Seminar “Living in a poisonous world. The geography of inventions in the pesticide industry”
Presenter: ELISA GIULIANI, University of Pisa
The virtual talk will be open to the public attendance and streamed via Zoom.
The seminar hosted by GSSI Social Sciences.

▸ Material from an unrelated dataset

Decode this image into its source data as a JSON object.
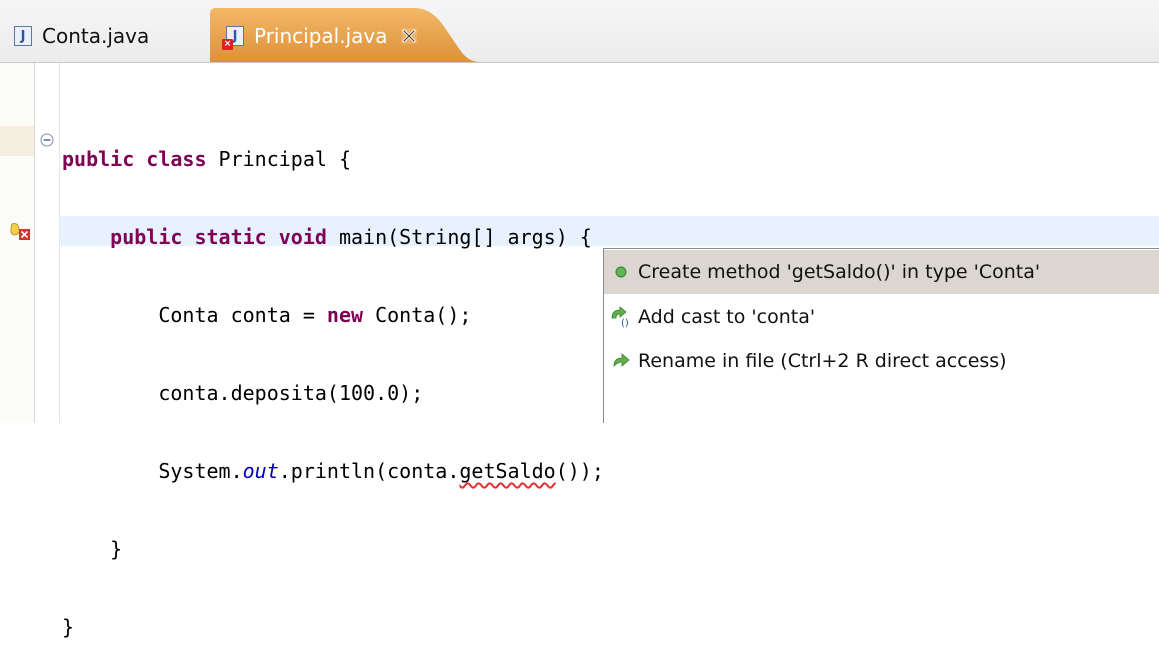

In economic geography, we are used to consider innovation a driver of economic growth. However, the spread of some innovations can also have catastrophic consequences on society and the environment. Recently, Coad, Biggi, and Giuliani (2019) have provided examples of harmful innovations – from asbestos to DDT to lead petrol cars – and show the difficulty and longtime related to the process of banning contested technologies once they have become widespread despite evidence of their hazardous consequences for human health. One industry in which innovative activities are under the spotlight for their pernicious effects on the survival of the human species and its ecosystems is chemistry. We perform an analysis on the temporal geography of pesticides’ inventions. Our analysis covers an initial set of over 93,000 patent families in the NACE class 20.2 – “Manufacture of Pesticides and Other Agrochemical Products” which corresponds to the IPC classes A01N and A01P according to the Concordance IPC V8 – NACE Rev. 2 on the 3-digit level. These families include approximately 300,000 individual patents filed between 1951 and 2000. For each patent we geo-localized inventors, using the methodology proposed by Rassenfosse et al. (2019). Based on this search, we could retrieve inventors’ geographical information for 37,503 patent families between 1991 and 2017. We find that, over time, there is a changing geography of pesticide inventions. While originally pesticides used to be invented primarily in the US, Japan and Germany, now we observe a progressive spread of intellectual property right protection of pesticides in emerging economies in Asia (especially China) and Latin America. As compared to other high income countries, the US has retained its leadership in this field over time. We find that the US and China host most of the pesticides’ inventors worldwide (over the period 1991-2017 they account for 61% of the all the pesticides inventions worldwide). Next, we performed the same analysis focusing on a specific class of highly hazardous pesticides known as persistent organic pollutants (POPs), which include chemicals nowadays banned in most parts of the world including DDT. Our POP sample contains 1,382 patent families. We were able to match 519 patent families to their inventors’ geographical location. We find that US lost its leadership in inventions that use POPs over China, which became the top inventing country of POP-related pesticides after 2011. Finally, based on the evidence that California and Beijing are the two most relevant inventive hubs for pesticides in the US and China respectively, we selected a sample of their patents filed between 1991 and 2017 and assessed the evolution of their potential human and environmental toxicity over the same period. Toxicity is measured in terms of their potential to be carcinogenic, mutagenic, reprotoxic; toxic for the eco-systems and in terms of their biodegradability and persistence, and is measured using methods of computational toxicology described in Biggi et al. (2020).
For more info on the event see here.